=== AVAILABLE DATA ===
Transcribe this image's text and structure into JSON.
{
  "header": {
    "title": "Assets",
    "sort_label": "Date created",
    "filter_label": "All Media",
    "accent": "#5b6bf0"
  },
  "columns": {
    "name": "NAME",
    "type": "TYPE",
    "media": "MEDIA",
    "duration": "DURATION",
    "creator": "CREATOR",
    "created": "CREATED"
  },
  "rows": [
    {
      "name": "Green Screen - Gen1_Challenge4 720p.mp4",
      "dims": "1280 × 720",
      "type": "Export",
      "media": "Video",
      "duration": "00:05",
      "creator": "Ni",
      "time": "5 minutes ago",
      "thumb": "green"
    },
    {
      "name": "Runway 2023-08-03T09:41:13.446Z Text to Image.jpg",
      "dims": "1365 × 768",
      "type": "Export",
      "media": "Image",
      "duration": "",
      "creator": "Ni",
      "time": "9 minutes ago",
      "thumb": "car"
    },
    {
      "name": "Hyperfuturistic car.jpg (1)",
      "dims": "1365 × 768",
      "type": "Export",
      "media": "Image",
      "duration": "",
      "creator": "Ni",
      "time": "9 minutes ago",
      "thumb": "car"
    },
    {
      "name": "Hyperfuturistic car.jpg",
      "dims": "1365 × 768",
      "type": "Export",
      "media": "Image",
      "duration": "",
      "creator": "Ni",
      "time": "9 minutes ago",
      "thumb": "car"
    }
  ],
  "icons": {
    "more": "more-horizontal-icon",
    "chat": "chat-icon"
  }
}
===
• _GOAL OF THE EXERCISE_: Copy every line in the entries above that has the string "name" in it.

• _ANSWER SECTION_:
    "name": "NAME",
      "name": "Green Screen - Gen1_Challenge4 720p.mp4",
      "name": "Runway 2023-08-03T09:41:13.446Z Text to Image.jpg",
      "name": "Hyperfuturistic car.jpg (1)",
      "name": "Hyperfuturistic car.jpg",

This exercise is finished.